Page 218 - Are they not his by a peculiar right, And by an emphasis of interest his, Whose eye they fill with tears of holy joy, Whose heart with praise, and whose exalted mind With worthy thoughts of that unwearied love That plann'd, and built, and still upholds a world So clothed with beauty for rebellious man...
Page 205 - We see in needle-works and embroideries, it is more pleasing to have a lively work upon a sad and solemn ground, than to have a dark and melancholy work upon a lightsome ground : judge therefore of the pleasure of the heart by the pleasure of the eye. Certainly virtue is like precious odours, most fragrant when they are incensed or crushed: for Prosperity doth best discover vice, but Adversity doth best discover virtue.
Page 430 - Enlarged the former narrow bounds, And added length to solemn sounds, With Nature's mother-wit, and arts unknown before. Let old Timotheus yield the prize, Or both divide the crown : He raised a mortal to the skies: She drew an angel down.
Page 398 - Fathers, being agreeable to the propriety of the place, and the analogy of faith. — 5. The division of the chapters to be altered either not at all, or as little as may be, if necessity so require it. — 6. No marginal notes at all to be affixed, but only for the explanation of the Hebrew or Greek words, which cannot, without some circumlocution, so briefly and fitly be expressed in the text.
Page 398 - ... reasons; to which if they consent not, the difference to be compounded at the general meeting, which is to be of the chief persons of each company at the end of the work.
Page 188 - And on that cheek, and o'er that brow, So soft, so calm, yet eloquent, The smiles that win, the tints that glow, But tell of days in goodness spent, A mind at peace with all below, A heart whose love is innocent THE HARP THE MONARCH MINSTREL SWEPT.
Page 8 - And be it further enacted, that no person in holy orders in the chnrch of Rome shall be capable of being elected to serve in parliament as a member of the house of commons...
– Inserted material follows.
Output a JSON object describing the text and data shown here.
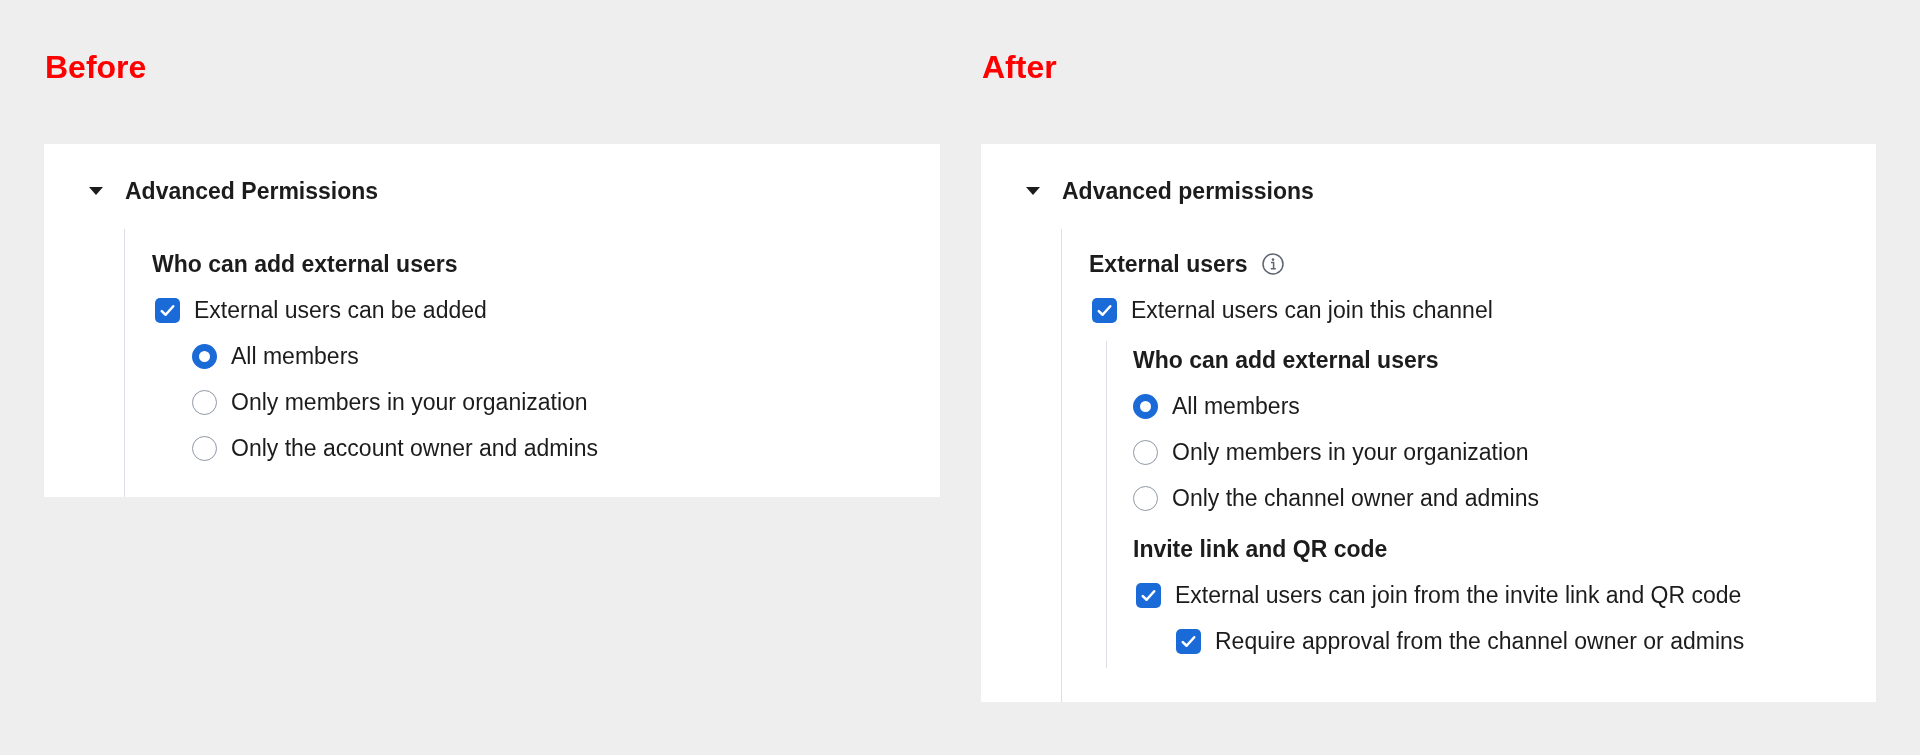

Page 398 - Bible: Tindale's, Matthew's, Coverdale's, Whitchurch's, Geneva. 15. Besides the said directors before mentioned, three or four of the most ancient and grave divines in either of the universities, not employed in translating, to be assigned by the Vice-Chancellor upon conference with the rest of the Heads to be overseers of the translations, as well Hebrew as Greek, for the better observation of the fourth rule above specified.